Work to complete »
For this exercise, copy out each line of the material below that includes "meta".

::::

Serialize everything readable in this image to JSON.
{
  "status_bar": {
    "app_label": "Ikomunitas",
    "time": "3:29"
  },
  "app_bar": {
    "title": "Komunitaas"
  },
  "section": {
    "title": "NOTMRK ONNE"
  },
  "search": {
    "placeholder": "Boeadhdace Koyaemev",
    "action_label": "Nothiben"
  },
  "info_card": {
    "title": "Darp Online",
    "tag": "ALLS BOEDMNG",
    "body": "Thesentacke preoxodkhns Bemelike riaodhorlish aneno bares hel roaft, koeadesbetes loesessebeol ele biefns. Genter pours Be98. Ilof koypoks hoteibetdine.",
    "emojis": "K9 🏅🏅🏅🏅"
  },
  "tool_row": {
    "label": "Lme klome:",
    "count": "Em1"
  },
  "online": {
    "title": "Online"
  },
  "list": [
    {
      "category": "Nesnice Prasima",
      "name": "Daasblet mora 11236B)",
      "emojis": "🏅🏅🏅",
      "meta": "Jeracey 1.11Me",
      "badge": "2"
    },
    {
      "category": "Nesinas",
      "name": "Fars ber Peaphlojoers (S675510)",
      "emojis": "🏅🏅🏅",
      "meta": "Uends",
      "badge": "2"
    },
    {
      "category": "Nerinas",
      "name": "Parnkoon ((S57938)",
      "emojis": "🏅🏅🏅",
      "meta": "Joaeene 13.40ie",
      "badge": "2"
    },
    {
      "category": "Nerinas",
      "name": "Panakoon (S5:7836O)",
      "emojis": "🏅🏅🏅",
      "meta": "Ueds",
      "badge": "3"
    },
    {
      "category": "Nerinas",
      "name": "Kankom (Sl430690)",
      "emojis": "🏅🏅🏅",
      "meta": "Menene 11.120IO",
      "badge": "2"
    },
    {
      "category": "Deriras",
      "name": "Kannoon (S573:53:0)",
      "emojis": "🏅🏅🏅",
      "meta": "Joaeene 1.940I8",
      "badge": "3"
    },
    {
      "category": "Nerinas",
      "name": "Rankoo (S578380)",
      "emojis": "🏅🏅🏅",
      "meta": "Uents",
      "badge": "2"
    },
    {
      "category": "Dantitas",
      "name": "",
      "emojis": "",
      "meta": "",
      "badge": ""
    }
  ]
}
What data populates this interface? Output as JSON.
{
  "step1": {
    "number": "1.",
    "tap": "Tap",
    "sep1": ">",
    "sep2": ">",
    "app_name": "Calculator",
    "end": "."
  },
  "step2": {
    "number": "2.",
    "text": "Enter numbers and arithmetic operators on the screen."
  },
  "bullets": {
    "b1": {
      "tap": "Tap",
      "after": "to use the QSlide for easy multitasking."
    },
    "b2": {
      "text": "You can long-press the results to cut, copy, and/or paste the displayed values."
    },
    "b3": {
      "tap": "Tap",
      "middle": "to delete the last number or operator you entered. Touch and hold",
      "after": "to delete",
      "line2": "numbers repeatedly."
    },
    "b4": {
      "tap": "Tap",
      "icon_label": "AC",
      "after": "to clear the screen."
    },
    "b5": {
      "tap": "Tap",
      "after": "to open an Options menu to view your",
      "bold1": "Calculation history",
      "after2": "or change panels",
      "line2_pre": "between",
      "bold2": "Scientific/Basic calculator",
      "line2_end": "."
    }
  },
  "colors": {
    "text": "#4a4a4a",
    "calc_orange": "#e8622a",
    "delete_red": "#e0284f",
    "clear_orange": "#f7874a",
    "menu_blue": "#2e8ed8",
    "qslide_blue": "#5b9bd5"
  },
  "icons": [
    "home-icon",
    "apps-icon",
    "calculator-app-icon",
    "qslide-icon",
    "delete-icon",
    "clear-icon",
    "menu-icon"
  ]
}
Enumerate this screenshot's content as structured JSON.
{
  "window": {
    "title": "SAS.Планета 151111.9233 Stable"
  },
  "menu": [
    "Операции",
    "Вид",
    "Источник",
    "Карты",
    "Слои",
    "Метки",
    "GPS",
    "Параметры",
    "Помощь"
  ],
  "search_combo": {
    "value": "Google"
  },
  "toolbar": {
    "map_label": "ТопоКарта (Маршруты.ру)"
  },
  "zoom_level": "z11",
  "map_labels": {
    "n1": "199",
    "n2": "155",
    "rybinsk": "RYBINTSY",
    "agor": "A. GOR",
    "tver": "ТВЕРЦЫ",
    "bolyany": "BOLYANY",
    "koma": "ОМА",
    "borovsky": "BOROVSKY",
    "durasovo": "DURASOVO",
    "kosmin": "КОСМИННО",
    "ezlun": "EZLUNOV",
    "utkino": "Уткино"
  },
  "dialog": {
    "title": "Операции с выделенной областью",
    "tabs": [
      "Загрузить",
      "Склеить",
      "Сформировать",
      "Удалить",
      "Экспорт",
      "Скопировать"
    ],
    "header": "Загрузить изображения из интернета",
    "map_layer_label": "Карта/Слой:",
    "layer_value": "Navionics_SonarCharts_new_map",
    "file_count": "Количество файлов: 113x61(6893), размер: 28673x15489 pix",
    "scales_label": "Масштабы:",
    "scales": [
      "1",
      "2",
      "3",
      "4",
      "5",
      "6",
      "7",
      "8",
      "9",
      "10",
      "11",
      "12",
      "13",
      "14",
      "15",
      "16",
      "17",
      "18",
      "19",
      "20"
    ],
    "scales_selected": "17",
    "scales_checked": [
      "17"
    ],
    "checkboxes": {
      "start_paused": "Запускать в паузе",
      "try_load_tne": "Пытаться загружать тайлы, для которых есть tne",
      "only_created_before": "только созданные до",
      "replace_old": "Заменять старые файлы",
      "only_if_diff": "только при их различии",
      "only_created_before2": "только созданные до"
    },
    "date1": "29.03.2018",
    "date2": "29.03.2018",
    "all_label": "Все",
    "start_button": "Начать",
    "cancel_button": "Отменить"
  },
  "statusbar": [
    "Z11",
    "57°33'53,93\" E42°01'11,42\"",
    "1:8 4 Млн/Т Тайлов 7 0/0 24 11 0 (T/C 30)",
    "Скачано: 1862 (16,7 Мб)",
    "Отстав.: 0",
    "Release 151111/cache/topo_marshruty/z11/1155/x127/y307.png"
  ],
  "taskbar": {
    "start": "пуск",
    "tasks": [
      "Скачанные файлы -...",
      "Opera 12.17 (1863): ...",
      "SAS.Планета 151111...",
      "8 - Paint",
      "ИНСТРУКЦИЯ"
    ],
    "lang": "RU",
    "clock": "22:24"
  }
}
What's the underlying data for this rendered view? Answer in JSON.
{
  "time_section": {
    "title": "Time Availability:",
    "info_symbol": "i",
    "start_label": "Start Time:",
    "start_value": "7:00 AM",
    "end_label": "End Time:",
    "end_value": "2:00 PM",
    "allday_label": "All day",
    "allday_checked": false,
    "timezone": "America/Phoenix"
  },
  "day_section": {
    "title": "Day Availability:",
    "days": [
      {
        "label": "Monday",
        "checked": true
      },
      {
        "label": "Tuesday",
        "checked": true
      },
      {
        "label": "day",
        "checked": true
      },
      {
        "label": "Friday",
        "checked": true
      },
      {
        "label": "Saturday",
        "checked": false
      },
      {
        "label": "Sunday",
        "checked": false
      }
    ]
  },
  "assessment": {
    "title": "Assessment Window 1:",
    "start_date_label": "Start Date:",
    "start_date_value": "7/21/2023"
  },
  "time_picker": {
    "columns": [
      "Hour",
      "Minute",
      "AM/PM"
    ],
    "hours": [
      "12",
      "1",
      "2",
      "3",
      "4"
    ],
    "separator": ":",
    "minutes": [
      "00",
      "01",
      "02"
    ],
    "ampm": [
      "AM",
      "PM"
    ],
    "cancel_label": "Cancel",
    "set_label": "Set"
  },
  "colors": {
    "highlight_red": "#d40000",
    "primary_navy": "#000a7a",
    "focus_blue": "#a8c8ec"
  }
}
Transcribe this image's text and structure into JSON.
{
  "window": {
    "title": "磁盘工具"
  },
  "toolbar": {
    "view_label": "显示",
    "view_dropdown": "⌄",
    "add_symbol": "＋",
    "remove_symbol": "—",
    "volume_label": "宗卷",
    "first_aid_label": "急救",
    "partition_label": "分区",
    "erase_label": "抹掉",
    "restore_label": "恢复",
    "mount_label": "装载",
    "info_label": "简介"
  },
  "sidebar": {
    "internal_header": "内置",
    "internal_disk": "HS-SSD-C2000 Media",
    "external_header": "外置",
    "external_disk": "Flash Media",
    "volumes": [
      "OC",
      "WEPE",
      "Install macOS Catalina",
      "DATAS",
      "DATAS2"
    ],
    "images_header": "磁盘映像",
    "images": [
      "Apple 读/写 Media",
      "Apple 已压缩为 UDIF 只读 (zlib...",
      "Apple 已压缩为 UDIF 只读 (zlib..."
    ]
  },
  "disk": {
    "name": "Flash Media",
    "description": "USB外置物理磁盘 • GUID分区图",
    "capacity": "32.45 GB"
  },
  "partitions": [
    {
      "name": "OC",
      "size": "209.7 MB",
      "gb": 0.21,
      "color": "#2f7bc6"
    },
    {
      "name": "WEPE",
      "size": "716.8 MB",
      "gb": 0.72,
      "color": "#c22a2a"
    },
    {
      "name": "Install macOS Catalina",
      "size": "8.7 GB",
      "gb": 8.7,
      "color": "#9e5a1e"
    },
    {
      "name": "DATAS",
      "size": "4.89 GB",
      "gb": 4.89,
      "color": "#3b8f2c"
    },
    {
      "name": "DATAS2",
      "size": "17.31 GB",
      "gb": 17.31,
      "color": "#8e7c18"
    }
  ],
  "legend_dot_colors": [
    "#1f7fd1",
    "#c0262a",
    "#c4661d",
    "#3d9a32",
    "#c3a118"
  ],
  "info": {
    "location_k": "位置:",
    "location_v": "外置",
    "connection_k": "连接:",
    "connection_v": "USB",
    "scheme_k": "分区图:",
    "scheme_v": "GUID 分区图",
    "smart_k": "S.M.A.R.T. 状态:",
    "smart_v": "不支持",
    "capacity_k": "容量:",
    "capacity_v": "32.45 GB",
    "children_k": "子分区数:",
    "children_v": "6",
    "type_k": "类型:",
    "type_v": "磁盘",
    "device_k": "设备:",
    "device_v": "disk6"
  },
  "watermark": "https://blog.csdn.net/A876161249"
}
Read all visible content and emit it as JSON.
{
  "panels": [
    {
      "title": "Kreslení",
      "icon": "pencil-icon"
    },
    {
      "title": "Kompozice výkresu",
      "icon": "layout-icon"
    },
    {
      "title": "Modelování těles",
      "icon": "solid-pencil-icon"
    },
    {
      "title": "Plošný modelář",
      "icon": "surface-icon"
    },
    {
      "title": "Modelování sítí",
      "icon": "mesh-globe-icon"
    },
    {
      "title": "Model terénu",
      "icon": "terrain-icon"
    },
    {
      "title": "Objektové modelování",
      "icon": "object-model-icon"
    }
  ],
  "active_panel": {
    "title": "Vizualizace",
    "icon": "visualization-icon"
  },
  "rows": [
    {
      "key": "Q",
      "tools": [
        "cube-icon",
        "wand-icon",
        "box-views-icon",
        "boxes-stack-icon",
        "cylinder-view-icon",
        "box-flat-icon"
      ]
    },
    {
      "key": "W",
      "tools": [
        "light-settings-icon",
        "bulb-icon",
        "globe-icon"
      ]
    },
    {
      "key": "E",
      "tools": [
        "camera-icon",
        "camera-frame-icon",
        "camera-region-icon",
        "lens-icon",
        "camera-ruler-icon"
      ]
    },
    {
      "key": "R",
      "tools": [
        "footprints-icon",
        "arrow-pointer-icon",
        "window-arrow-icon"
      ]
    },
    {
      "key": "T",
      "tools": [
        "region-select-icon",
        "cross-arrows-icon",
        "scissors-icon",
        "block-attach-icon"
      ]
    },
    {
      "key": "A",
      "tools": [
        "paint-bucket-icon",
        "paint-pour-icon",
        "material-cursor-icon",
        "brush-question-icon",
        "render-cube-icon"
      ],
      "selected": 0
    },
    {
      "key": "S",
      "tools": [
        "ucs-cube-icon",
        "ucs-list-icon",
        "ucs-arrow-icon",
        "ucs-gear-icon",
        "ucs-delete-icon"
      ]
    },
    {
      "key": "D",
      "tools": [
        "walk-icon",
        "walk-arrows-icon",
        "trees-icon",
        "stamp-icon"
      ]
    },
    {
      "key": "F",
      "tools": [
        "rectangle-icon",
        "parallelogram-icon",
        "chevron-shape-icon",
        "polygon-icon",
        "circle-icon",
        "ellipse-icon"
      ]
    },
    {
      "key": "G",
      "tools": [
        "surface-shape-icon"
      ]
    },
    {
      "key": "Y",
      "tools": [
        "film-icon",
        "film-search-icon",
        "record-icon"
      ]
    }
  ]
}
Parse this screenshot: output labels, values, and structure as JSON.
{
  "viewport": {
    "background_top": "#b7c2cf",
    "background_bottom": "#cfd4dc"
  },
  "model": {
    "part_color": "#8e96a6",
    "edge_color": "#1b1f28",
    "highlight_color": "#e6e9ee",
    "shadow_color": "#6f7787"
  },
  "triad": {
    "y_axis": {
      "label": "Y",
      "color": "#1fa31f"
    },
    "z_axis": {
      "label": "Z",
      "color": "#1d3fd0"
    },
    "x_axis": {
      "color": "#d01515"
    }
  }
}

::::

Task answer »
      "meta": "Jeracey 1.11Me",
      "meta": "Uends",
      "meta": "Joaeene 13.40ie",
      "meta": "Ueds",
      "meta": "Menene 11.120IO",
      "meta": "Joaeene 1.940I8",
      "meta": "Uents",
      "meta": "",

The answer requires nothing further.